> THE PROBLEM: Will you give every entry again exactly as it stands?

> EXERCISE DATA:
------

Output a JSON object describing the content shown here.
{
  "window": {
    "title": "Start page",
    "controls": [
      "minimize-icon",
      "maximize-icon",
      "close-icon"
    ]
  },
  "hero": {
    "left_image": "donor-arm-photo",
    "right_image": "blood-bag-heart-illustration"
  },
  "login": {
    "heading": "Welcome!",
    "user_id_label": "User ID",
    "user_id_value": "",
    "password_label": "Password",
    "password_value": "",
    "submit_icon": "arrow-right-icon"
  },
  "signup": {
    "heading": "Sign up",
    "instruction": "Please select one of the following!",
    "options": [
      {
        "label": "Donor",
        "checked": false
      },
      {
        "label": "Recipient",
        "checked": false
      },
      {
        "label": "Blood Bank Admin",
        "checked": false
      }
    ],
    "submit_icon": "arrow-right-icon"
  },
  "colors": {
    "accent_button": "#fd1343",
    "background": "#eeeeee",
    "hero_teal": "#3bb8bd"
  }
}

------

> REPLY:
Output a JSON object describing the content shown here.
{
  "window": {
    "title": "Start page",
    "controls": [
      "minimize-icon",
      "maximize-icon",
      "close-icon"
    ]
  },
  "hero": {
    "left_image": "donor-arm-photo",
    "right_image": "blood-bag-heart-illustration"
  },
  "login": {
    "heading": "Welcome!",
    "user_id_label": "User ID",
    "user_id_value": "",
    "password_label": "Password",
    "password_value": "",
    "submit_icon": "arrow-right-icon"
  },
  "signup": {
    "heading": "Sign up",
    "instruction": "Please select one of the following!",
    "options": [
      {
        "label": "Donor",
        "checked": false
      },
      {
        "label": "Recipient",
        "checked": false
      },
      {
        "label": "Blood Bank Admin",
        "checked": false
      }
    ],
    "submit_icon": "arrow-right-icon"
  },
  "colors": {
    "accent_button": "#fd1343",
    "background": "#eeeeee",
    "hero_teal": "#3bb8bd"
  }
}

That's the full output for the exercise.